good.[22] In this case, the period for filing the action for recovery has not yet elapsed. Moreover, a
stipulation reducing the one-year period is null and void;[23] it must, accordingly, be struck down.
WHEREFORE, the instant petition is DENIED and the challenged decision of 30 January
1997 of the Court of Appeals in CA-G.R. CV No. 36401 is AFFIRMED. Costs against petitioner.
Puno, Kapunan, Pardo, and Ynares-Santiago, JJ., concur.

Rollo, 58.
Ibid., 58-59.
Id., 72.
Citing Planters Products, Inc. v. Court of Appeals, 226 SCRA 476 [1993].
Citing Aboitiz Shipping Corp. v. General Accident Fire and Life Assurance Corp., Ltd., 217 SCRA 359 [1993].
Citing Firemans Fund Insurance Co. v. Jamila & Co., Inc., 70 SCRA 323 [1976].
Rollo, 18.
Citing National Steel Corporation v. Court of Appeals, 283 SCRA 45 [1997].
70 SCRA 122 [1976].
184 SCRA 682 [1990].
23 SCRA 24 [1968].
274 SCRA 642 [1997].
Supra note 8.
A general ship carrying goods for hire, whether employed in internal, in coasting, or in foreign commerce is a
common carrier. (Baer, Senior & Co.s Successors v. La Compania Maritima, 6 Phil. 215, 217-218, quoting Liverpool
Steamship Co. v. Phoenix Ins. Co., 129 U.S. 397, 437), cited in 3 TEODORICO C. MARTIN, PHILIPPINE
COMMERCIAL LAWS 118 (Rev. Ed. 1989).
168 SCRA 612, 617-619 [1988].
Trans-Asia Shipping Lines, Inc. v. Court of Appeals, 254 SCRA 260, 272-273 [1996], citing Chan Keep v. Chan
Gioco, 14 Phil. 5.
(hereinafter VITUG). Also, Aboitiz Shipping Corporation v. General Accident Fire and Life Assurance Corporation,
Ltd., 217 SCRA 359 [1993]; American Home Assurance, Co. v. CA, 208 SCRA 343 [1992], citing National
Development Co. v. Court of Appeals, 164 SCRA 593 [1988]; Heirs of Amparo de los Santos v. Court of Appeals,
186 SCRA 649 [1990].
70 SCRA 122 [1976].
184 SCRA 682 [1990].
The stipulations on the limitations on the common carriers liability, subject matter of Articles 1749-1750 and

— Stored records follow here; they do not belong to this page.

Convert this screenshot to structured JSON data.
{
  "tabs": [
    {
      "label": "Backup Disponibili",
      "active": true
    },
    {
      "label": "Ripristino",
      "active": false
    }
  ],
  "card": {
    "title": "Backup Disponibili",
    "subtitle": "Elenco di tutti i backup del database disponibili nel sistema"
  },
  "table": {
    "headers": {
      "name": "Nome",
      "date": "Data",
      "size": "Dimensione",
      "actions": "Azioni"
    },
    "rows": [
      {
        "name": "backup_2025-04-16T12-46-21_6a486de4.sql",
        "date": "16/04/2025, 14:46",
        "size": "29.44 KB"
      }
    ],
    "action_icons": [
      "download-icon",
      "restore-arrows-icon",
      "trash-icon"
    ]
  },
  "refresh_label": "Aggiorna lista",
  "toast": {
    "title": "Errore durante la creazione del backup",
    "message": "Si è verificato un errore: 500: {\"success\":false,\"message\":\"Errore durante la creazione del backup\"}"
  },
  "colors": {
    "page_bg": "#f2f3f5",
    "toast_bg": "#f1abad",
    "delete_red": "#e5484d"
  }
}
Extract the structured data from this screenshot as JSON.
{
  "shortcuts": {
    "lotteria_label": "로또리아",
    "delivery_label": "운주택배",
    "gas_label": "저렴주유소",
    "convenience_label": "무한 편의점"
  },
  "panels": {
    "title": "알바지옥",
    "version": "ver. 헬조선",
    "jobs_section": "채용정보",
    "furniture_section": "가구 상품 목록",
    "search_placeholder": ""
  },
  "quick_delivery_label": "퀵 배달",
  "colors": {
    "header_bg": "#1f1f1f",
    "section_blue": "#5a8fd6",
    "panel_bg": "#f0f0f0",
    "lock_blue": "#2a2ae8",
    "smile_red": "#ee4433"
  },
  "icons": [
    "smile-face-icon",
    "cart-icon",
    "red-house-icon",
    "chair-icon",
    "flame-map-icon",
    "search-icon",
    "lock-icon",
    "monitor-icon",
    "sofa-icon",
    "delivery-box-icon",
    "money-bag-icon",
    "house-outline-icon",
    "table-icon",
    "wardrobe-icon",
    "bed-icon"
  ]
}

Articles 1744-1745 of the New Civil Code are not to be confused with each other. (See VITUG 244)
3 MARTIN, 96-97, citing H.E. Heacock Co. v. Macondray & Co., Inc., 42 Phil. 205. See Arts. 1744 and 1745 of
the New Civil Code.
VITUG, 220-222, 224, 256 and 334, citing Filipino Merchants Insurance Co., Inc. v. Alejandro, 145 SCRA 42
(1986); see also 3 MARTIN 302, 307 and Sec. 3. (6) of the Carriage of Goods by Sea Act, which provides, inter alia.
Sec. 3. (6) xxx.
In any event the carrier and the ship shall be discharged from all liability in respect of the loss or damage unless suit
is brought within one year after delivery of the goods or the date when the goods should have been delivered
VITUG, 334, citing Elser, Inc. v. Court of Appeals, 96 Phil. 264.